According to Glanbia, test results from over 3,000 samples and 2,000 farms indicate that the Dry Matter Digestibility (DMD) of silage samples tested in 2015 had improved on last year’s levels.

The average DMD for 2015 is 68% versus 66.5% for 2014, but it added there is huge variation in the range.

It says the bottom 25% of samples have a DMD of 62.1% while the top quarter have an average DMD of 73.5%, these ranges highlight the importance of getting silage analysed, it says.

As a result of the improvement in DMD levels, the crude fibre levels for 2015 are marginally lower while there has also been a small improvement in the net energy content which has increased by 0.1UFL.

Furthermore, it says that on average the silage tested this year is well preserved with an average pH of 4.2 and an ammonia content which is very similar to 2014 levels.

Silage analysis beneficial to farmers

Silage analysis can be hugely beneficial to ensure optimal animal performance, according to Gain Feeds Technical Specialist Willie Darmody.

Under or over-estimating the feeding value of silage without conducting a silage test can cost significant amounts of money to the farmer.

“A recent Teagasc survey confirms that a typical silage pit has a feed value in the region of €10,000. But if the forage is not analysed, then farmers will either underestimate or overestimate the amount of meal and/or silage required by stock in order to secure optimal animal performance.

He added that the results of Glanbia’s silage samples are inherently inconsistent in terms of quality with factors such as sward quality, cutting date, the weather and the time of ensiling all impacting on silage quality that is offered to stock.

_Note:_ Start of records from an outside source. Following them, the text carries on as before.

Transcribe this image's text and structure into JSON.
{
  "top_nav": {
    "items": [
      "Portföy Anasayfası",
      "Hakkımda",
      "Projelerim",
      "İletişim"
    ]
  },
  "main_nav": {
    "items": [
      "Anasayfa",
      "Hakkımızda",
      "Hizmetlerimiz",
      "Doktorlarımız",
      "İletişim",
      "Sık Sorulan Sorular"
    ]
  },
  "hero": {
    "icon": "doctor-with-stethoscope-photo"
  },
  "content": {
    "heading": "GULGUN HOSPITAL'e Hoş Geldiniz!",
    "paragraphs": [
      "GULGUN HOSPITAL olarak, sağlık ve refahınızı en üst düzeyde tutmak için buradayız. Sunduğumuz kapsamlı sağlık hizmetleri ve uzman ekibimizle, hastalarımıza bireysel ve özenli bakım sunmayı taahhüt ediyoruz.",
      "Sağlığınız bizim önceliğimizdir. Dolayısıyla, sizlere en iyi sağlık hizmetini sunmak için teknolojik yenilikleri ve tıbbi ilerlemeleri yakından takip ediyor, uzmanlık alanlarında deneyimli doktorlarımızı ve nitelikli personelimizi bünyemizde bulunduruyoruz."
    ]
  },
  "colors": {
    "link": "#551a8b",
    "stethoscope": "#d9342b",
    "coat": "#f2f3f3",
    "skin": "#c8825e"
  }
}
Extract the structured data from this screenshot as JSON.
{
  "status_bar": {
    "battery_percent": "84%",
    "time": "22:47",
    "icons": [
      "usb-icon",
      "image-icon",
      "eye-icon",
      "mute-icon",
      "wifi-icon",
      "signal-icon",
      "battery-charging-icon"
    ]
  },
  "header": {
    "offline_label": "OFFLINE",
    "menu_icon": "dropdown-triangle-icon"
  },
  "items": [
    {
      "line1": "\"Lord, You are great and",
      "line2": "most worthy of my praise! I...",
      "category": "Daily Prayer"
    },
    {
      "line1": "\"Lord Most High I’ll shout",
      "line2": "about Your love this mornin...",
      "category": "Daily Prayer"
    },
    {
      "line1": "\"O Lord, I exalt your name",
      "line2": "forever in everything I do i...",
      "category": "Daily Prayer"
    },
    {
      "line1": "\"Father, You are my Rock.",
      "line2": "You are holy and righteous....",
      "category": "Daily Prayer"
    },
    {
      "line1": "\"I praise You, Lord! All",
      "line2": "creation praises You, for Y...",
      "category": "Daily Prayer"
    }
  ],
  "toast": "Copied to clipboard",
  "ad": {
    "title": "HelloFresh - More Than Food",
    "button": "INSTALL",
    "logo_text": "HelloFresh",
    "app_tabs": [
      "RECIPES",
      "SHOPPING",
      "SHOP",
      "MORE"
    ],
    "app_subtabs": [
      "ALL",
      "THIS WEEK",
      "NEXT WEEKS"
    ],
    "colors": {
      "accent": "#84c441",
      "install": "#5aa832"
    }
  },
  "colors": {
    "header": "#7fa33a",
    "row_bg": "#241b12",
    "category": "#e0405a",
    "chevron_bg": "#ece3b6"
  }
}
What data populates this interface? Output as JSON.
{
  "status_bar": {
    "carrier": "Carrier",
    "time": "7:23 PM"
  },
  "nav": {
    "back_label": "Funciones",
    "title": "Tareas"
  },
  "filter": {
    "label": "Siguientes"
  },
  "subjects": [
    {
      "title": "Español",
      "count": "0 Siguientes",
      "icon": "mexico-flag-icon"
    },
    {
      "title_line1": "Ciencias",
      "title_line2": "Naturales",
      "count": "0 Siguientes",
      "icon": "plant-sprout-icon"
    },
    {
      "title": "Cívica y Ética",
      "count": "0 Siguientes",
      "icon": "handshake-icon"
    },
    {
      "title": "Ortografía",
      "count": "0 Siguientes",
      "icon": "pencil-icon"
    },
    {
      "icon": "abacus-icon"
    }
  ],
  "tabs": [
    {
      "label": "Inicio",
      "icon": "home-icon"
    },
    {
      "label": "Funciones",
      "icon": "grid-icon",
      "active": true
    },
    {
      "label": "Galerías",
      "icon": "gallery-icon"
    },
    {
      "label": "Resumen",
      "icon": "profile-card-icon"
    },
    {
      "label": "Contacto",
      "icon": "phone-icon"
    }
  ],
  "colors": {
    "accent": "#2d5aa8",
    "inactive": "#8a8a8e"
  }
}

The average Crude Protein (CP) for 2015 is 11.9% versus 11.3% for 2014, the lowest 25% have an average CP of 10.1 versus the highest 255 have an average of 13.7%.